--- Problem to work on ---
Restate the entries word for word and skip every image.

Given information section start

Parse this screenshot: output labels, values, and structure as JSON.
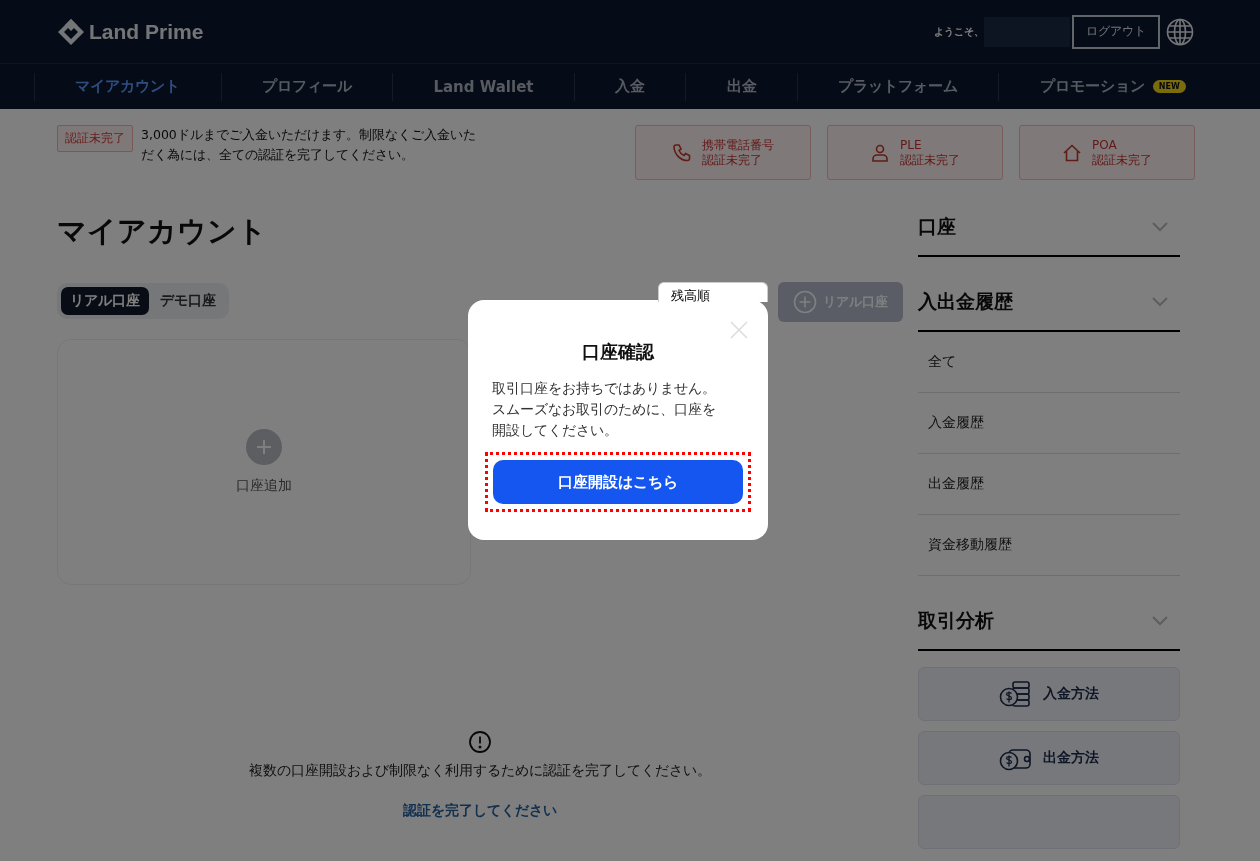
{
  "header": {
    "logo": "Land Prime",
    "welcome": "ようこそ、",
    "logout": "ログアウト"
  },
  "nav": [
    {
      "label": "マイアカウント",
      "selected": true
    },
    {
      "label": "プロフィール",
      "selected": false
    },
    {
      "label": "Land Wallet",
      "selected": false
    },
    {
      "label": "入金",
      "selected": false
    },
    {
      "label": "出金",
      "selected": false
    },
    {
      "label": "プラットフォーム",
      "selected": false
    },
    {
      "label": "プロモーション",
      "selected": false,
      "badge": "NEW"
    }
  ],
  "notice": {
    "tag": "認証未完了",
    "text": "3,000ドルまでご入金いただけます。制限なくご入金いただく為には、全ての認証を完了してください。"
  },
  "verifications": [
    {
      "kind": "phone",
      "title": "携帯電話番号",
      "status": "認証未完了"
    },
    {
      "kind": "person",
      "title": "PLE",
      "status": "認証未完了"
    },
    {
      "kind": "home",
      "title": "POA",
      "status": "認証未完了"
    }
  ],
  "page_title": "マイアカウント",
  "account_tabs": [
    {
      "label": "リアル口座",
      "selected": true
    },
    {
      "label": "デモ口座",
      "selected": false
    }
  ],
  "sort_select": {
    "value": "残高順"
  },
  "add_real_button": "リアル口座",
  "add_card": {
    "label": "口座追加"
  },
  "bottom_notice": {
    "text": "複数の口座開設および制限なく利用するために認証を完了してください。",
    "link": "認証を完了してください"
  },
  "sidebar": [
    {
      "title": "口座"
    },
    {
      "title": "入出金履歴",
      "children": [
        {
          "label": "全て"
        },
        {
          "label": "入金履歴"
        },
        {
          "label": "出金履歴"
        },
        {
          "label": "資金移動履歴"
        }
      ]
    },
    {
      "title": "取引分析"
    }
  ],
  "method_cards": [
    {
      "kind": "coins",
      "label": "入金方法"
    },
    {
      "kind": "wallet",
      "label": "出金方法"
    },
    {
      "kind": "blank"
    }
  ],
  "modal": {
    "title": "口座確認",
    "body": "取引口座をお持ちではありません。スムーズなお取引のために、口座を開設してください。",
    "button": "口座開設はこちら",
    "highlighted": true
  }
}
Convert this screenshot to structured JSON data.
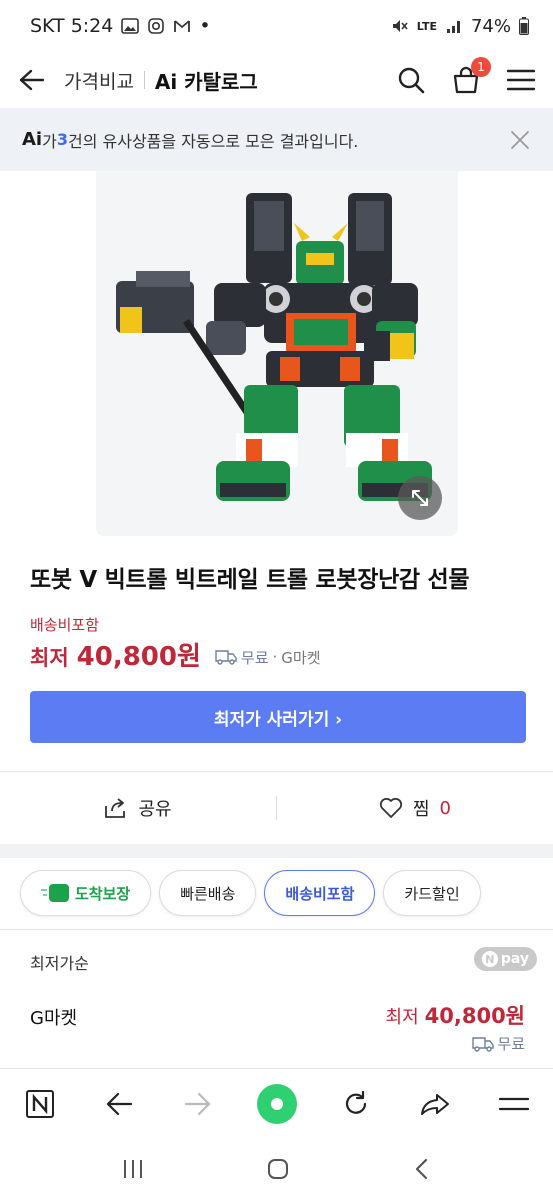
{
  "status_bar": {
    "carrier_time": "SKT 5:24",
    "dot": "•",
    "network": "LTE",
    "battery": "74%"
  },
  "header": {
    "title_1": "가격비교",
    "title_2": "Ai 카탈로그",
    "cart_count": "1"
  },
  "ai_banner": {
    "logo": "Ai",
    "text_pre": "가 ",
    "count": "3",
    "text_post": "건의 유사상품을 자동으로 모은 결과입니다."
  },
  "product": {
    "title": "또봇 V 빅트롤 빅트레일 트롤 로봇장난감 선물",
    "ship_note": "배송비포함",
    "price_prefix": "최저",
    "price": "40,800원",
    "shipping": "무료",
    "separator": "·",
    "shop": "G마켓",
    "buy_button": "최저가 사러가기 ›"
  },
  "actions": {
    "share": "공유",
    "like": "찜",
    "like_count": "0"
  },
  "chips": [
    {
      "label": "도착보장",
      "badge": "N"
    },
    {
      "label": "빠른배송"
    },
    {
      "label": "배송비포함"
    },
    {
      "label": "카드할인"
    }
  ],
  "sort": {
    "label": "최저가순",
    "npay": "pay",
    "npay_n": "N"
  },
  "offer": {
    "seller": "G마켓",
    "price_prefix": "최저",
    "price": "40,800원",
    "shipping": "무료"
  },
  "colors": {
    "accent_blue": "#5b7cf2",
    "price_red": "#c0283a",
    "home_green": "#2fd072"
  }
}
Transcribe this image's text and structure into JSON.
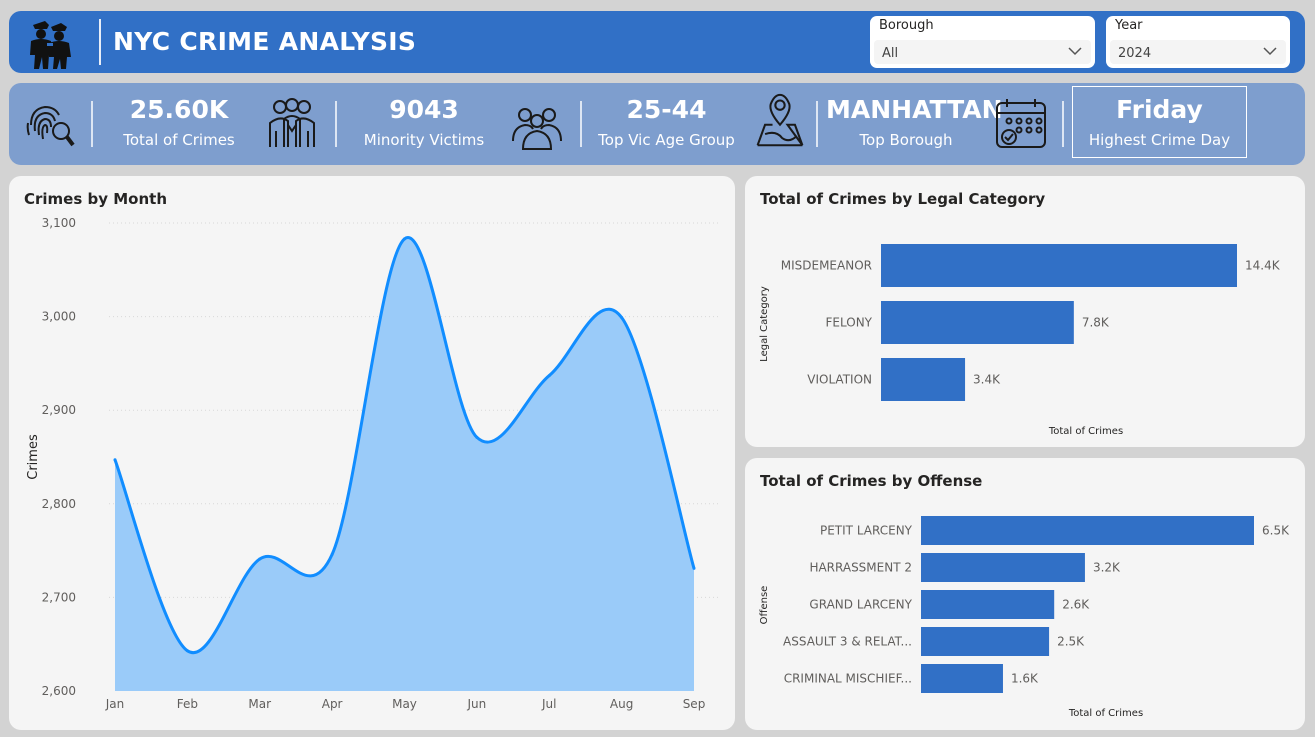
{
  "header": {
    "title": "NYC CRIME ANALYSIS",
    "icon": "police-officers-icon"
  },
  "filters": {
    "borough": {
      "label": "Borough",
      "value": "All"
    },
    "year": {
      "label": "Year",
      "value": "2024"
    }
  },
  "kpis": [
    {
      "value": "25.60K",
      "label": "Total of Crimes",
      "icon": "fingerprint-search-icon"
    },
    {
      "value": "9043",
      "label": "Minority Victims",
      "icon": "group-people-icon"
    },
    {
      "value": "25-44",
      "label": "Top Vic Age Group",
      "icon": "three-people-icon"
    },
    {
      "value": "MANHATTAN",
      "label": "Top Borough",
      "icon": "map-location-icon"
    },
    {
      "value": "Friday",
      "label": "Highest Crime Day",
      "icon": "calendar-check-icon"
    }
  ],
  "colors": {
    "header": "#3170c6",
    "kpi_bar": "#7e9ece",
    "line": "#118dff",
    "area": "#9acbf9",
    "bar": "#3170c6",
    "card": "#f5f5f5"
  },
  "chart_data": [
    {
      "type": "area",
      "title": "Crimes by Month",
      "xlabel": "",
      "ylabel": "Crimes",
      "categories": [
        "Jan",
        "Feb",
        "Mar",
        "Apr",
        "May",
        "Jun",
        "Jul",
        "Aug",
        "Sep"
      ],
      "values": [
        2847,
        2643,
        2741,
        2746,
        3083,
        2871,
        2937,
        2999,
        2731
      ],
      "ylim": [
        2600,
        3100
      ],
      "yticks": [
        "2,600",
        "2,700",
        "2,800",
        "2,900",
        "3,000",
        "3,100"
      ],
      "ytick_values": [
        2600,
        2700,
        2800,
        2900,
        3000,
        3100
      ],
      "grid": true,
      "smooth": true
    },
    {
      "type": "bar",
      "orientation": "horizontal",
      "title": "Total of Crimes by Legal Category",
      "xlabel": "Total of Crimes",
      "ylabel": "Legal Category",
      "categories": [
        "MISDEMEANOR",
        "FELONY",
        "VIOLATION"
      ],
      "values": [
        14.4,
        7.8,
        3.4
      ],
      "labels": [
        "14.4K",
        "7.8K",
        "3.4K"
      ],
      "unit": "thousands"
    },
    {
      "type": "bar",
      "orientation": "horizontal",
      "title": "Total of Crimes by Offense",
      "xlabel": "Total of Crimes",
      "ylabel": "Offense",
      "categories": [
        "PETIT LARCENY",
        "HARRASSMENT 2",
        "GRAND LARCENY",
        "ASSAULT 3 & RELAT...",
        "CRIMINAL MISCHIEF..."
      ],
      "values": [
        6.5,
        3.2,
        2.6,
        2.5,
        1.6
      ],
      "labels": [
        "6.5K",
        "3.2K",
        "2.6K",
        "2.5K",
        "1.6K"
      ],
      "unit": "thousands"
    }
  ]
}
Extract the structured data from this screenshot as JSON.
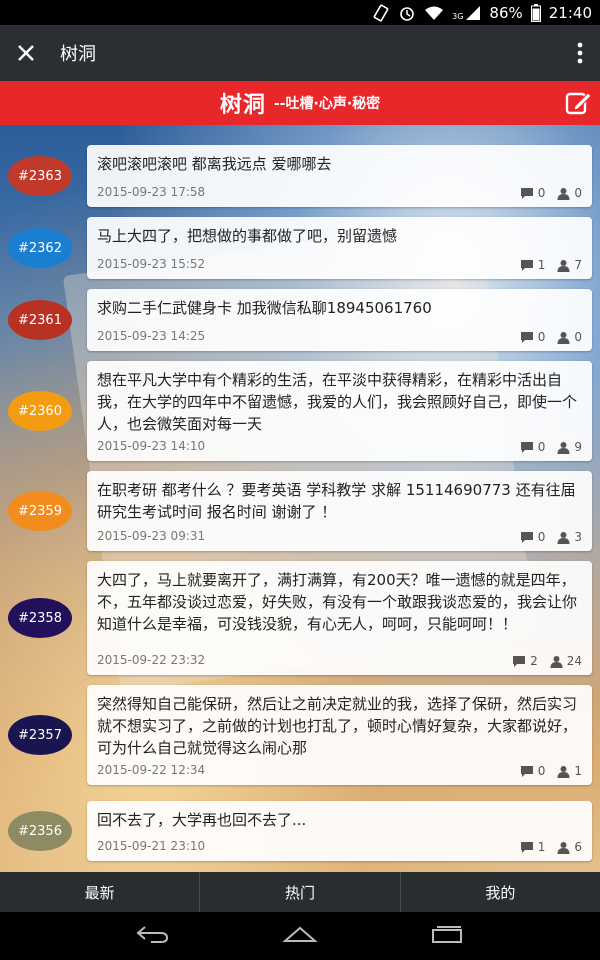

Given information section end

--- Your solution ---
Parse this screenshot: output labels, values, and structure as JSON.
{
  "header": {
    "logo": "Land Prime",
    "welcome": "ようこそ、",
    "logout": "ログアウト"
  },
  "nav": [
    {
      "label": "マイアカウント",
      "selected": true
    },
    {
      "label": "プロフィール",
      "selected": false
    },
    {
      "label": "Land Wallet",
      "selected": false
    },
    {
      "label": "入金",
      "selected": false
    },
    {
      "label": "出金",
      "selected": false
    },
    {
      "label": "プラットフォーム",
      "selected": false
    },
    {
      "label": "プロモーション",
      "selected": false,
      "badge": "NEW"
    }
  ],
  "notice": {
    "tag": "認証未完了",
    "text": "3,000ドルまでご入金いただけます。制限なくご入金いただく為には、全ての認証を完了してください。"
  },
  "verifications": [
    {
      "kind": "phone",
      "title": "携帯電話番号",
      "status": "認証未完了"
    },
    {
      "kind": "person",
      "title": "PLE",
      "status": "認証未完了"
    },
    {
      "kind": "home",
      "title": "POA",
      "status": "認証未完了"
    }
  ],
  "page_title": "マイアカウント",
  "account_tabs": [
    {
      "label": "リアル口座",
      "selected": true
    },
    {
      "label": "デモ口座",
      "selected": false
    }
  ],
  "sort_select": {
    "value": "残高順"
  },
  "add_real_button": "リアル口座",
  "add_card": {
    "label": "口座追加"
  },
  "bottom_notice": {
    "text": "複数の口座開設および制限なく利用するために認証を完了してください。",
    "link": "認証を完了してください"
  },
  "sidebar": [
    {
      "title": "口座"
    },
    {
      "title": "入出金履歴",
      "children": [
        {
          "label": "全て"
        },
        {
          "label": "入金履歴"
        },
        {
          "label": "出金履歴"
        },
        {
          "label": "資金移動履歴"
        }
      ]
    },
    {
      "title": "取引分析"
    }
  ],
  "method_cards": [
    {
      "kind": "coins",
      "label": "入金方法"
    },
    {
      "kind": "wallet",
      "label": "出金方法"
    },
    {
      "kind": "blank"
    }
  ],
  "modal": {
    "title": "口座確認",
    "body": "取引口座をお持ちではありません。スムーズなお取引のために、口座を開設してください。",
    "button": "口座開設はこちら",
    "highlighted": true
  }
}
Convert this screenshot to structured JSON data.
{
  "status_bar": {
    "carrier_time": "SKT 5:24",
    "dot": "•",
    "network": "LTE",
    "battery": "74%"
  },
  "header": {
    "title_1": "가격비교",
    "title_2": "Ai 카탈로그",
    "cart_count": "1"
  },
  "ai_banner": {
    "logo": "Ai",
    "text_pre": "가 ",
    "count": "3",
    "text_post": "건의 유사상품을 자동으로 모은 결과입니다."
  },
  "product": {
    "title": "또봇 V 빅트롤 빅트레일 트롤 로봇장난감 선물",
    "ship_note": "배송비포함",
    "price_prefix": "최저",
    "price": "40,800원",
    "shipping": "무료",
    "separator": "·",
    "shop": "G마켓",
    "buy_button": "최저가 사러가기 ›"
  },
  "actions": {
    "share": "공유",
    "like": "찜",
    "like_count": "0"
  },
  "chips": [
    {
      "label": "도착보장",
      "badge": "N"
    },
    {
      "label": "빠른배송"
    },
    {
      "label": "배송비포함"
    },
    {
      "label": "카드할인"
    }
  ],
  "sort": {
    "label": "최저가순",
    "npay": "pay",
    "npay_n": "N"
  },
  "offer": {
    "seller": "G마켓",
    "price_prefix": "최저",
    "price": "40,800원",
    "shipping": "무료"
  },
  "colors": {
    "accent_blue": "#5b7cf2",
    "price_red": "#c0283a",
    "home_green": "#2fd072"
  }
}
Transcribe this image's text and structure into JSON.
{
  "header": {
    "title": "NYC CRIME ANALYSIS",
    "icon": "police-officers-icon"
  },
  "filters": {
    "borough": {
      "label": "Borough",
      "value": "All"
    },
    "year": {
      "label": "Year",
      "value": "2024"
    }
  },
  "kpis": [
    {
      "value": "25.60K",
      "label": "Total of Crimes",
      "icon": "fingerprint-search-icon"
    },
    {
      "value": "9043",
      "label": "Minority Victims",
      "icon": "group-people-icon"
    },
    {
      "value": "25-44",
      "label": "Top Vic Age Group",
      "icon": "three-people-icon"
    },
    {
      "value": "MANHATTAN",
      "label": "Top Borough",
      "icon": "map-location-icon"
    },
    {
      "value": "Friday",
      "label": "Highest Crime Day",
      "icon": "calendar-check-icon"
    }
  ],
  "colors": {
    "header": "#3170c6",
    "kpi_bar": "#7e9ece",
    "line": "#118dff",
    "area": "#9acbf9",
    "bar": "#3170c6",
    "card": "#f5f5f5"
  },
  "chart_data": [
    {
      "type": "area",
      "title": "Crimes by Month",
      "xlabel": "",
      "ylabel": "Crimes",
      "categories": [
        "Jan",
        "Feb",
        "Mar",
        "Apr",
        "May",
        "Jun",
        "Jul",
        "Aug",
        "Sep"
      ],
      "values": [
        2847,
        2643,
        2741,
        2746,
        3083,
        2871,
        2937,
        2999,
        2731
      ],
      "ylim": [
        2600,
        3100
      ],
      "yticks": [
        "2,600",
        "2,700",
        "2,800",
        "2,900",
        "3,000",
        "3,100"
      ],
      "ytick_values": [
        2600,
        2700,
        2800,
        2900,
        3000,
        3100
      ],
      "grid": true,
      "smooth": true
    },
    {
      "type": "bar",
      "orientation": "horizontal",
      "title": "Total of Crimes by Legal Category",
      "xlabel": "Total of Crimes",
      "ylabel": "Legal Category",
      "categories": [
        "MISDEMEANOR",
        "FELONY",
        "VIOLATION"
      ],
      "values": [
        14.4,
        7.8,
        3.4
      ],
      "labels": [
        "14.4K",
        "7.8K",
        "3.4K"
      ],
      "unit": "thousands"
    },
    {
      "type": "bar",
      "orientation": "horizontal",
      "title": "Total of Crimes by Offense",
      "xlabel": "Total of Crimes",
      "ylabel": "Offense",
      "categories": [
        "PETIT LARCENY",
        "HARRASSMENT 2",
        "GRAND LARCENY",
        "ASSAULT 3 & RELAT...",
        "CRIMINAL MISCHIEF..."
      ],
      "values": [
        6.5,
        3.2,
        2.6,
        2.5,
        1.6
      ],
      "labels": [
        "6.5K",
        "3.2K",
        "2.6K",
        "2.5K",
        "1.6K"
      ],
      "unit": "thousands"
    }
  ]
}
Extract the structured data from this screenshot as JSON.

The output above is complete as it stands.